What students say about agriculture
Studying agriculture allows students to go into a wide range of different jobs. If you have an interest of biology, I would choose this course.1st year, University of Nottingham
We have around 16 hours of contact time a week. The content is not too challenging in the first year, as you need to all get to the same level pretty quickly. We have some practicals and report-type coursework and exams. There are lots of labs and farm enterprises to visit and use.1st year, Harper Adams University

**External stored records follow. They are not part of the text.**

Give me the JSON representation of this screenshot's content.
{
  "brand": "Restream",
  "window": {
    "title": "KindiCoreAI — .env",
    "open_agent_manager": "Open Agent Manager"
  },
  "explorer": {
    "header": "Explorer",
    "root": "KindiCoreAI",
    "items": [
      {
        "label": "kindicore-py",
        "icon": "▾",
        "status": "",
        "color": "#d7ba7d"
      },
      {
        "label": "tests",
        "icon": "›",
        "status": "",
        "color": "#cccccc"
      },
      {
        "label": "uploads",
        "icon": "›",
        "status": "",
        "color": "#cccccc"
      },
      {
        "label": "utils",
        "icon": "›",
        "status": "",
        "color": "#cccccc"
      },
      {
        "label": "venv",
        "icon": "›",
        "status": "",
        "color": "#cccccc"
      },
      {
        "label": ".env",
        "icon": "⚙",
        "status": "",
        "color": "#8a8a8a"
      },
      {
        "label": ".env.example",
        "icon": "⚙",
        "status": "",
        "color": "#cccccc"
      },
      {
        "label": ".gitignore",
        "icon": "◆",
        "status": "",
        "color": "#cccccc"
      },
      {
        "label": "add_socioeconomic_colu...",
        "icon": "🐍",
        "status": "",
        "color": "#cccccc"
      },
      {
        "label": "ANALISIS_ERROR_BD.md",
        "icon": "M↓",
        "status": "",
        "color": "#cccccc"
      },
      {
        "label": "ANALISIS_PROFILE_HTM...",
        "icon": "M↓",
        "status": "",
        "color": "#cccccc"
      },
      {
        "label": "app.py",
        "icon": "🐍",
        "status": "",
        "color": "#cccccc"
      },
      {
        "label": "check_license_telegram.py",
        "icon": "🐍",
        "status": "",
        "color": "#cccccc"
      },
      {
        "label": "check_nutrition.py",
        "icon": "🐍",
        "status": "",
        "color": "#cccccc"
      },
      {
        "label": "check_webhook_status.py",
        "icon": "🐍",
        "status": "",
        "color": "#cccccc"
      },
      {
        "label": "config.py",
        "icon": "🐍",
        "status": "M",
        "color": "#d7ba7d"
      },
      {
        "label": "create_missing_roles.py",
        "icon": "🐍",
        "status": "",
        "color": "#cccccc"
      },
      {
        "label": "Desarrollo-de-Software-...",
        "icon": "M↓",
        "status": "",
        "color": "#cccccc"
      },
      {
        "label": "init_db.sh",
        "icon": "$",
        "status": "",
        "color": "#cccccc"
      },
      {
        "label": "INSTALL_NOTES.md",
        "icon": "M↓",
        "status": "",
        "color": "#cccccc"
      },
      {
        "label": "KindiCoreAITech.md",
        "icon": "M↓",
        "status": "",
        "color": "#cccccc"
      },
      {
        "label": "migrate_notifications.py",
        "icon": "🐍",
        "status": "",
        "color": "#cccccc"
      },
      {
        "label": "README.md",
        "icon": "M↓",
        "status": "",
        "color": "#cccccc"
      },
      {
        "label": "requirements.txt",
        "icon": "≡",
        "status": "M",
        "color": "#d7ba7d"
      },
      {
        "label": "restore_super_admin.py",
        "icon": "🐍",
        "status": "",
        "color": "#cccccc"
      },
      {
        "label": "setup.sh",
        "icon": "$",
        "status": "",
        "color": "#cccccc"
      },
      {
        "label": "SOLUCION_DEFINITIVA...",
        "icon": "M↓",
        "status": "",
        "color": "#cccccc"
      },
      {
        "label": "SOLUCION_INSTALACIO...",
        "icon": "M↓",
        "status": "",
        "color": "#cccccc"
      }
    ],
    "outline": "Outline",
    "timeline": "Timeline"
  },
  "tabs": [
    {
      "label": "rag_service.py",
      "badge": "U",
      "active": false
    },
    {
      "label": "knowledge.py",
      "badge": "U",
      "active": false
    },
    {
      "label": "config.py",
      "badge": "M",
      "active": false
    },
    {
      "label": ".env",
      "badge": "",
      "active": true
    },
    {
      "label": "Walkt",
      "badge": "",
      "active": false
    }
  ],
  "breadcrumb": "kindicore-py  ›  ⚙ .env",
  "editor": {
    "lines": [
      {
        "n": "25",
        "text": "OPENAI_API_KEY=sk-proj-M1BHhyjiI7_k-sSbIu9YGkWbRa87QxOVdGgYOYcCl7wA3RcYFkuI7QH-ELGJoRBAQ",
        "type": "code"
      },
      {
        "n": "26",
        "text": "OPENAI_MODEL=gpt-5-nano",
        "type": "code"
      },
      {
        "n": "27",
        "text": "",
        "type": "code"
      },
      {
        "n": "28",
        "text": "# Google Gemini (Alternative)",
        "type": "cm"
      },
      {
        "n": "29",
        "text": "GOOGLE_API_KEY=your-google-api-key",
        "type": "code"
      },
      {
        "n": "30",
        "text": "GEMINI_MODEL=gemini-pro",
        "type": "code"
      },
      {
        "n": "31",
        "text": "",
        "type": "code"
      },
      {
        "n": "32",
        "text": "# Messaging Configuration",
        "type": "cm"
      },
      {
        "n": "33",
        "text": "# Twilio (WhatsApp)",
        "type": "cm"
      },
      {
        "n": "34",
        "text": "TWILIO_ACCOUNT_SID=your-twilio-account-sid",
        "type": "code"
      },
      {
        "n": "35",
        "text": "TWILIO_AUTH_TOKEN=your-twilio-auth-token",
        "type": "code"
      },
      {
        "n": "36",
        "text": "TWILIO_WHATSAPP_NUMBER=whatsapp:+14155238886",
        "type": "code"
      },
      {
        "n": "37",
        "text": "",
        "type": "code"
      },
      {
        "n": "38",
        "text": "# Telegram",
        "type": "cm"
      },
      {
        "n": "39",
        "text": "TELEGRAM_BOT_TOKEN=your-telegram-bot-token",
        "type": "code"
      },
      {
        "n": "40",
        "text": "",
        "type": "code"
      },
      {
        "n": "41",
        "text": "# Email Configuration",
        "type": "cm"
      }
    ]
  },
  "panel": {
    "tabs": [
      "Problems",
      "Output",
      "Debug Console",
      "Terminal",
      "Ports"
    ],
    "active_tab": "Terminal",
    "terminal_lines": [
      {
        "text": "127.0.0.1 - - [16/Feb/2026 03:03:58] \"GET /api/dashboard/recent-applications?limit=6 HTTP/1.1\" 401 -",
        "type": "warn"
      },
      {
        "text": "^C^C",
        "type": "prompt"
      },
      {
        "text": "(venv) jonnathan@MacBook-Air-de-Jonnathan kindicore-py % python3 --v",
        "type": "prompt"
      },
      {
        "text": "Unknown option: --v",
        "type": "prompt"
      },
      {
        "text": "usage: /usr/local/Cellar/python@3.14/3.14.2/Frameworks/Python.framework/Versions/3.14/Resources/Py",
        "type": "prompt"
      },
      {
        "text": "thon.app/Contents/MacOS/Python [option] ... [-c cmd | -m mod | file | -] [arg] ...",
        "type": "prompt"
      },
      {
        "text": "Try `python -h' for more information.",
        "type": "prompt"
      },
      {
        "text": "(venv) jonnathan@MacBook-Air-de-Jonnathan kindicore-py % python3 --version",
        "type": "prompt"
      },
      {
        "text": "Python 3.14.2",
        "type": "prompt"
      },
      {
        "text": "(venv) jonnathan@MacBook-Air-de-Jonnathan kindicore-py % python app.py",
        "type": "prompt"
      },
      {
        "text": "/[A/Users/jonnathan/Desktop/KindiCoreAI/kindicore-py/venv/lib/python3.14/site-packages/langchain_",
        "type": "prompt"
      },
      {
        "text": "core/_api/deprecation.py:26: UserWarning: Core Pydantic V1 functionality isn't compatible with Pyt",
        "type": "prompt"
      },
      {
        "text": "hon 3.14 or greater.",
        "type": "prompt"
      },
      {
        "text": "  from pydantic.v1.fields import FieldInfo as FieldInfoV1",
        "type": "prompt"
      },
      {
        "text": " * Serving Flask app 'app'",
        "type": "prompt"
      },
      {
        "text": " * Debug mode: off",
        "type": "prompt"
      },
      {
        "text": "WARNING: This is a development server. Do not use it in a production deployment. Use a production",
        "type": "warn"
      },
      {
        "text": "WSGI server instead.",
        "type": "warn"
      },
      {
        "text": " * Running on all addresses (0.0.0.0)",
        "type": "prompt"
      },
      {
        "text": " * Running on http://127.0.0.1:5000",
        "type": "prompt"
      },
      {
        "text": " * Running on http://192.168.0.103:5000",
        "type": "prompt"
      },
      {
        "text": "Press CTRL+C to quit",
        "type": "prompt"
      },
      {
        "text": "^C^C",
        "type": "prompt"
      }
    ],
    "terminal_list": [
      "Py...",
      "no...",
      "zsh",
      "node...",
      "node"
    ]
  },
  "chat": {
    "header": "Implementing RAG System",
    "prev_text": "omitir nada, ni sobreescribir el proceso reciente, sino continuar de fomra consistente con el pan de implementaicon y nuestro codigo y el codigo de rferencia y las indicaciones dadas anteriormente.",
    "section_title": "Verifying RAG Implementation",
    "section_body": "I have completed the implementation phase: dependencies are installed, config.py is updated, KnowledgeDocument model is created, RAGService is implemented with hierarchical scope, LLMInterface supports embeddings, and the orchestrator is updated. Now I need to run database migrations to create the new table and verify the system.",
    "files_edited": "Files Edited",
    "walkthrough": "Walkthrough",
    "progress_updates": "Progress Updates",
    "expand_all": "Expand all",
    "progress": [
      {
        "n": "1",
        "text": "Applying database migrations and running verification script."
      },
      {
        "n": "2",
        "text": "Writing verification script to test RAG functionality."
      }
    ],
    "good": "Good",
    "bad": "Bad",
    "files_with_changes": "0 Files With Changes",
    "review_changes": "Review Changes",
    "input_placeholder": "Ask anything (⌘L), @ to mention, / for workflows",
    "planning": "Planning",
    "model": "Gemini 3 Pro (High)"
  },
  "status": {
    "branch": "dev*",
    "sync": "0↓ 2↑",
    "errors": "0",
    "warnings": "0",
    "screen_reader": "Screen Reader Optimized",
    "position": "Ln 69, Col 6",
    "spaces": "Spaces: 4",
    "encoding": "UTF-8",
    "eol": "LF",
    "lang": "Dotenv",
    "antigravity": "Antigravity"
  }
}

The course is really good, with good teaching hours and contact with staff. It is taught through a mixture of lectures and field trips which allows theory to be put into practice. The course covers lots of topics and is fairly challenging, but interesting at the same time. It is assessed through a mixture of exams and coursework. The department has its own facilities and uses the outdoors a lot.1st year, Aberystwyth University
What you need to get on a course
Subjects you need
A-levels (or equivalent) usually required
- At least one from biology, chemistry or physics
Useful to have
- Environmental science
- Business studies
Here's a guide to what to expect from the application process - also check individual university entry requirements, as these may differ.
- January application
- October application
- Personal statement
- Entry test
- Work experience
Personal statement advice
Your personal statement is a core part of your university application, and getting it just right takes time. Before you start work on yours, take a look at our five quick tips on writing a personal statement. We'll help you past that writer's block!
- Managers and proprietors in agriculture related services
We don't have the average graduate salary for this subject yet.
Longer term career paths
Jobs where this degree is useful
- Agricultural scientist
- Farm manager
- Estates officer
Other real-life job examples
- Agricultural surveyor
- Arboricultural manager
- Conservation worker
What employers like about this subject
A degree in agriculture or agricultural management will provide you with subject-specific skills including an understanding of the global, regional and local contexts of agriculture; legal and economic issues in agriculture; sustainability and environmental impact and the principles of operating an agricultural business. You will also gain useful transferable skills in numeracy, communication, IT, team-working, problem-solving and independence and self-motivation. Farming is the most common industry of employment for agriculture graduates, but they also go to work in areas including land and property management, forestry and the manufacture of farm equipment and machinery.